Start of SOURCE RECORDS

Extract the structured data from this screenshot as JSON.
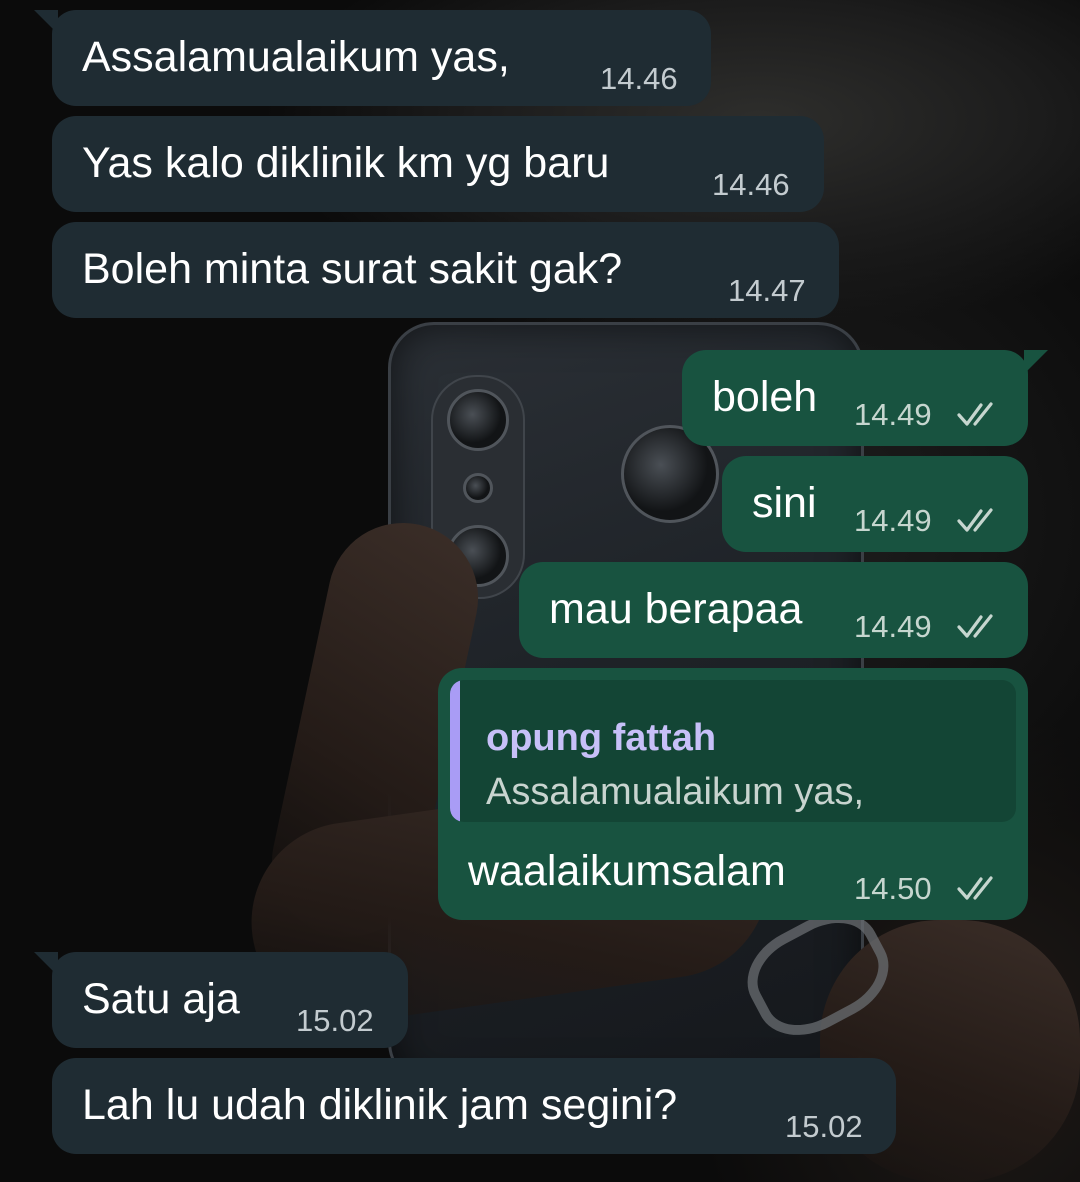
{
  "wallpaper": {
    "background_color": "#0b0b0b",
    "description_icon": "photo-wallpaper"
  },
  "colors": {
    "incoming_bubble": "#1f2c33",
    "outgoing_bubble": "#185340",
    "quote_background": "#134535",
    "quote_accent": "#a99cf5",
    "read_ticks": "#c6d6cf"
  },
  "messages": [
    {
      "direction": "incoming",
      "text": "Assalamualaikum yas,",
      "time": "14.46"
    },
    {
      "direction": "incoming",
      "text": "Yas kalo diklinik km yg baru",
      "time": "14.46"
    },
    {
      "direction": "incoming",
      "text": "Boleh minta surat sakit gak?",
      "time": "14.47"
    },
    {
      "direction": "outgoing",
      "text": "boleh",
      "time": "14.49",
      "status_icon": "double-check-icon"
    },
    {
      "direction": "outgoing",
      "text": "sini",
      "time": "14.49",
      "status_icon": "double-check-icon"
    },
    {
      "direction": "outgoing",
      "text": "mau berapaa",
      "time": "14.49",
      "status_icon": "double-check-icon"
    },
    {
      "direction": "outgoing",
      "text": "waalaikumsalam",
      "time": "14.50",
      "status_icon": "double-check-icon",
      "reply_to": {
        "name": "opung fattah",
        "text": "Assalamualaikum yas,"
      }
    },
    {
      "direction": "incoming",
      "text": "Satu aja",
      "time": "15.02"
    },
    {
      "direction": "incoming",
      "text": "Lah lu udah diklinik jam segini?",
      "time": "15.02"
    }
  ]
}
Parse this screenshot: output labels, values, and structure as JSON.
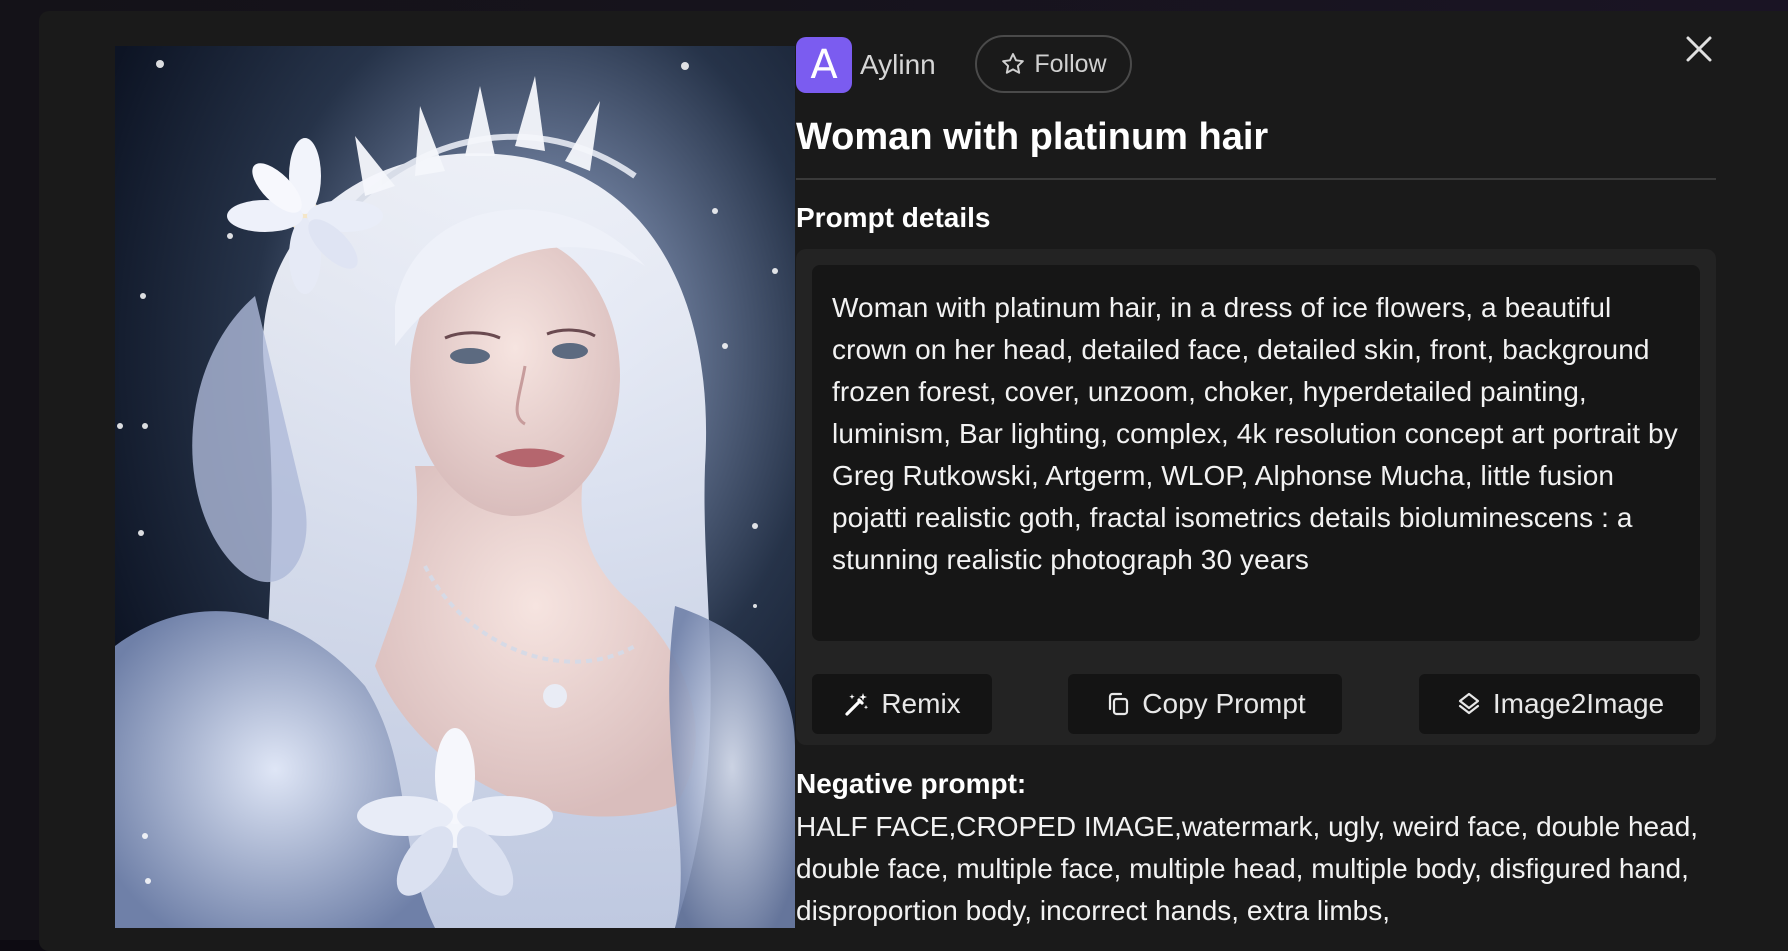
{
  "author": {
    "avatar_letter": "A",
    "name": "Aylinn",
    "avatar_color": "#7b5cf0"
  },
  "follow_button": {
    "label": "Follow",
    "icon": "star-outline-icon"
  },
  "close_button": {
    "icon": "close-icon"
  },
  "title": "Woman with platinum hair",
  "prompt_section": {
    "label": "Prompt details",
    "text": "Woman with platinum hair, in a dress of ice flowers, a beautiful crown on her head, detailed face, detailed skin, front, background frozen forest, cover, unzoom, choker, hyperdetailed painting, luminism, Bar lighting, complex, 4k resolution concept art portrait by Greg Rutkowski, Artgerm, WLOP, Alphonse Mucha, little fusion pojatti realistic goth, fractal isometrics details bioluminescens : a stunning realistic photograph 30 years"
  },
  "actions": {
    "remix": {
      "label": "Remix",
      "icon": "magic-wand-icon"
    },
    "copy": {
      "label": "Copy Prompt",
      "icon": "copy-icon"
    },
    "image2image": {
      "label": "Image2Image",
      "icon": "layers-icon"
    }
  },
  "negative_section": {
    "label": "Negative prompt:",
    "text": "HALF FACE,CROPED IMAGE,watermark, ugly, weird face, double head, double face, multiple face, multiple head, multiple body, disfigured hand, disproportion body, incorrect hands, extra limbs,"
  },
  "colors": {
    "modal_bg": "#1a1a1a",
    "card_bg": "#232323",
    "text_box_bg": "#161616",
    "accent": "#7b5cf0"
  }
}
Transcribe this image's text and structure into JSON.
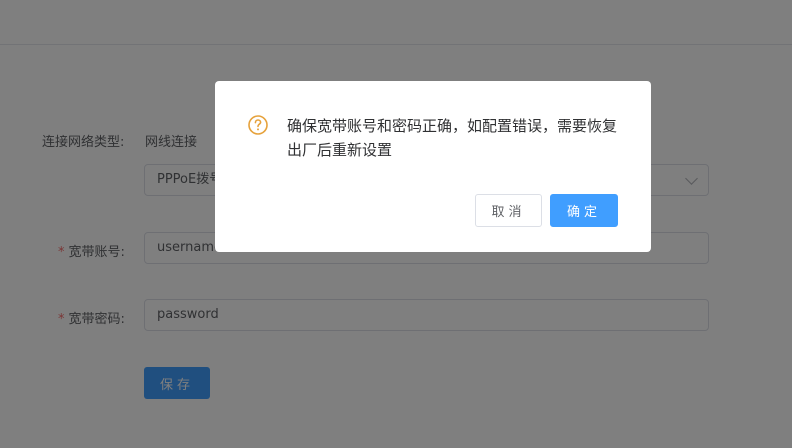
{
  "form": {
    "network_type_label": "连接网络类型:",
    "network_type_value": "网线连接",
    "mode_select_value": "PPPoE拨号",
    "account_label": "宽带账号:",
    "account_value": "username",
    "password_label": "宽带密码:",
    "password_value": "password",
    "required_mark": "*",
    "save_label": "保存"
  },
  "dialog": {
    "message": "确保宽带账号和密码正确，如配置错误，需要恢复出厂后重新设置",
    "cancel_label": "取消",
    "confirm_label": "确定",
    "icon": "question-circle-icon"
  },
  "colors": {
    "primary": "#409eff",
    "warning": "#e6a23c",
    "required": "#f56c6c"
  }
}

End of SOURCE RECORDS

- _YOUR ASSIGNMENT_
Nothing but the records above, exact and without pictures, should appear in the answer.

- _EXERCISE OUTPUT_
Extract the structured data from this screenshot as JSON.
{
  "wallpaper": {
    "background_color": "#0b0b0b",
    "description_icon": "photo-wallpaper"
  },
  "colors": {
    "incoming_bubble": "#1f2c33",
    "outgoing_bubble": "#185340",
    "quote_background": "#134535",
    "quote_accent": "#a99cf5",
    "read_ticks": "#c6d6cf"
  },
  "messages": [
    {
      "direction": "incoming",
      "text": "Assalamualaikum yas,",
      "time": "14.46"
    },
    {
      "direction": "incoming",
      "text": "Yas kalo diklinik km yg baru",
      "time": "14.46"
    },
    {
      "direction": "incoming",
      "text": "Boleh minta surat sakit gak?",
      "time": "14.47"
    },
    {
      "direction": "outgoing",
      "text": "boleh",
      "time": "14.49",
      "status_icon": "double-check-icon"
    },
    {
      "direction": "outgoing",
      "text": "sini",
      "time": "14.49",
      "status_icon": "double-check-icon"
    },
    {
      "direction": "outgoing",
      "text": "mau berapaa",
      "time": "14.49",
      "status_icon": "double-check-icon"
    },
    {
      "direction": "outgoing",
      "text": "waalaikumsalam",
      "time": "14.50",
      "status_icon": "double-check-icon",
      "reply_to": {
        "name": "opung fattah",
        "text": "Assalamualaikum yas,"
      }
    },
    {
      "direction": "incoming",
      "text": "Satu aja",
      "time": "15.02"
    },
    {
      "direction": "incoming",
      "text": "Lah lu udah diklinik jam segini?",
      "time": "15.02"
    }
  ]
}
Parse this screenshot: output labels, values, and structure as JSON.
{
  "author": {
    "avatar_letter": "A",
    "name": "Aylinn",
    "avatar_color": "#7b5cf0"
  },
  "follow_button": {
    "label": "Follow",
    "icon": "star-outline-icon"
  },
  "close_button": {
    "icon": "close-icon"
  },
  "title": "Woman with platinum hair",
  "prompt_section": {
    "label": "Prompt details",
    "text": "Woman with platinum hair, in a dress of ice flowers, a beautiful crown on her head, detailed face, detailed skin, front, background frozen forest, cover, unzoom, choker, hyperdetailed painting, luminism, Bar lighting, complex, 4k resolution concept art portrait by Greg Rutkowski, Artgerm, WLOP, Alphonse Mucha, little fusion pojatti realistic goth, fractal isometrics details bioluminescens : a stunning realistic photograph 30 years"
  },
  "actions": {
    "remix": {
      "label": "Remix",
      "icon": "magic-wand-icon"
    },
    "copy": {
      "label": "Copy Prompt",
      "icon": "copy-icon"
    },
    "image2image": {
      "label": "Image2Image",
      "icon": "layers-icon"
    }
  },
  "negative_section": {
    "label": "Negative prompt:",
    "text": "HALF FACE,CROPED IMAGE,watermark, ugly, weird face, double head, double face, multiple face, multiple head, multiple body, disfigured hand, disproportion body, incorrect hands, extra limbs,"
  },
  "colors": {
    "modal_bg": "#1a1a1a",
    "card_bg": "#232323",
    "text_box_bg": "#161616",
    "accent": "#7b5cf0"
  }
}
Transcribe this image's text and structure into JSON.
{
  "form": {
    "network_type_label": "连接网络类型:",
    "network_type_value": "网线连接",
    "mode_select_value": "PPPoE拨号",
    "account_label": "宽带账号:",
    "account_value": "username",
    "password_label": "宽带密码:",
    "password_value": "password",
    "required_mark": "*",
    "save_label": "保存"
  },
  "dialog": {
    "message": "确保宽带账号和密码正确，如配置错误，需要恢复出厂后重新设置",
    "cancel_label": "取消",
    "confirm_label": "确定",
    "icon": "question-circle-icon"
  },
  "colors": {
    "primary": "#409eff",
    "warning": "#e6a23c",
    "required": "#f56c6c"
  }
}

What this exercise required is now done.